> [DESCRIPTION OF THE TASK]: Your answer should hold every line of the records below that contains the string "object".

Website and app data records:

━━━

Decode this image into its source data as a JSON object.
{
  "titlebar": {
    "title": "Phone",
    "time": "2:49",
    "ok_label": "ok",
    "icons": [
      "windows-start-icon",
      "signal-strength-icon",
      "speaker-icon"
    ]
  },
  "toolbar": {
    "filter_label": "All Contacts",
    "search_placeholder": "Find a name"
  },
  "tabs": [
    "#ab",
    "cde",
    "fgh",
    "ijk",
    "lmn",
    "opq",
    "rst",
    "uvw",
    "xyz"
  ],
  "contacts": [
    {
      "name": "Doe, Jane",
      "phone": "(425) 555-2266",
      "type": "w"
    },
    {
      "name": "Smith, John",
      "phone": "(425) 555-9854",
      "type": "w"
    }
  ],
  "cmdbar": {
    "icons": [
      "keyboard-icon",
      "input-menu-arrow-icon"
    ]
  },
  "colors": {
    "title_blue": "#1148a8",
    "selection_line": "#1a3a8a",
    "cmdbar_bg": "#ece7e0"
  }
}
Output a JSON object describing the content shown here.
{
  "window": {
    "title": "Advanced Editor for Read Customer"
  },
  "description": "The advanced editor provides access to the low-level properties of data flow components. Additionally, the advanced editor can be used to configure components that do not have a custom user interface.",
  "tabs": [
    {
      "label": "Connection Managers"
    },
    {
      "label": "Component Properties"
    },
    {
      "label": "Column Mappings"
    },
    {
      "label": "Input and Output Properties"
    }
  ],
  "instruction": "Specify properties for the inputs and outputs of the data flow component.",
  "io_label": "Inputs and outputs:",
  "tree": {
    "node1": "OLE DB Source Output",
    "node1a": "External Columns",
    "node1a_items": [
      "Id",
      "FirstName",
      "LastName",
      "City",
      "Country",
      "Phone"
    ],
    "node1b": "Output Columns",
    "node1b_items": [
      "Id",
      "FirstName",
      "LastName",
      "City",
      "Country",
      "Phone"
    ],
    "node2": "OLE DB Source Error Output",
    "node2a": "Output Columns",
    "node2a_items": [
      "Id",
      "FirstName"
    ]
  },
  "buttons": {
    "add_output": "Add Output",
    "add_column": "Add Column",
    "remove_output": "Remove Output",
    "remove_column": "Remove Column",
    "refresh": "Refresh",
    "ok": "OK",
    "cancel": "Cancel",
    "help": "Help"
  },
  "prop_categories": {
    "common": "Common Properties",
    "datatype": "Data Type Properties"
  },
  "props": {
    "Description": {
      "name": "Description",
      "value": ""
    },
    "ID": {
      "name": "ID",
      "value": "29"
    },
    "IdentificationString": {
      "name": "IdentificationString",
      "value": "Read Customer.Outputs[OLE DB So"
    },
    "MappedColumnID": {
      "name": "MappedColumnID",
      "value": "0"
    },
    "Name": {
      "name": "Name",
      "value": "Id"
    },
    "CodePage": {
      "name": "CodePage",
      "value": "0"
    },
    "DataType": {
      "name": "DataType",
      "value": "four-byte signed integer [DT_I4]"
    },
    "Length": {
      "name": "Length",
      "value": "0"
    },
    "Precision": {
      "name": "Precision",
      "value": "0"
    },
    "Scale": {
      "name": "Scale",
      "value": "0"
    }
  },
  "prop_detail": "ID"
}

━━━

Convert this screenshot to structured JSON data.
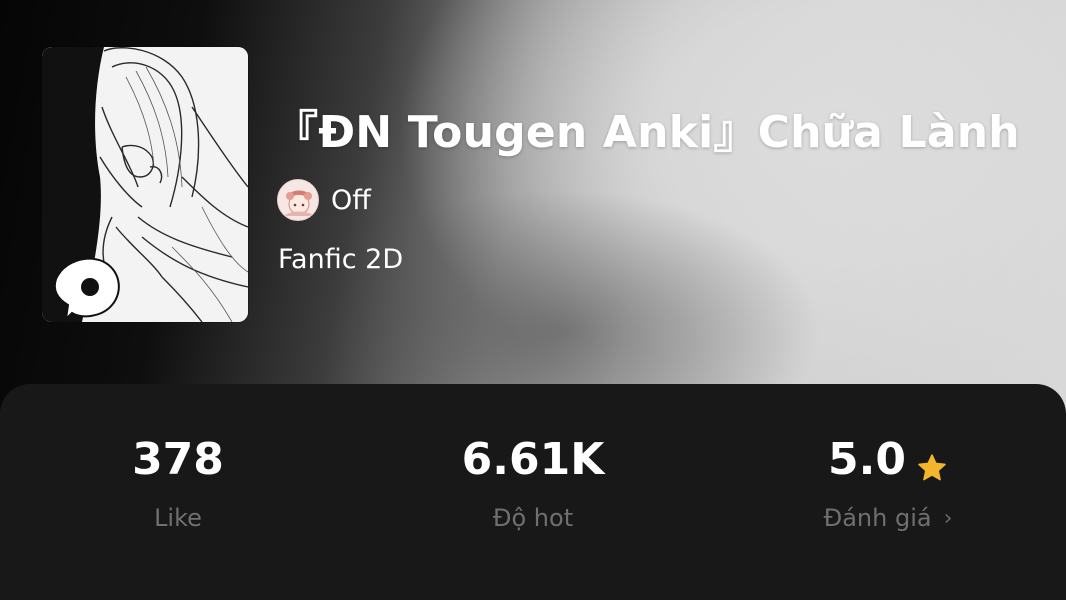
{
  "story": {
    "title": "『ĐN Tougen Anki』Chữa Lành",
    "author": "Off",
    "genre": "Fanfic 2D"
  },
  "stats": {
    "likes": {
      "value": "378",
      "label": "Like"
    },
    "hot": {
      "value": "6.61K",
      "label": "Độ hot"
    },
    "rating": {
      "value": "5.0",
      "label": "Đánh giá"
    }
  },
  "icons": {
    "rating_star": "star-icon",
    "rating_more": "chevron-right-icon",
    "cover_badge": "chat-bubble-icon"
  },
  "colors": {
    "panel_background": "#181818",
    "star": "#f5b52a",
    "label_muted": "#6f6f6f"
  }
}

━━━

> [RESPONSE TO THE EXERCISE]:
Decode this image into its source data as a JSON object.
Output a JSON object describing the content shown here.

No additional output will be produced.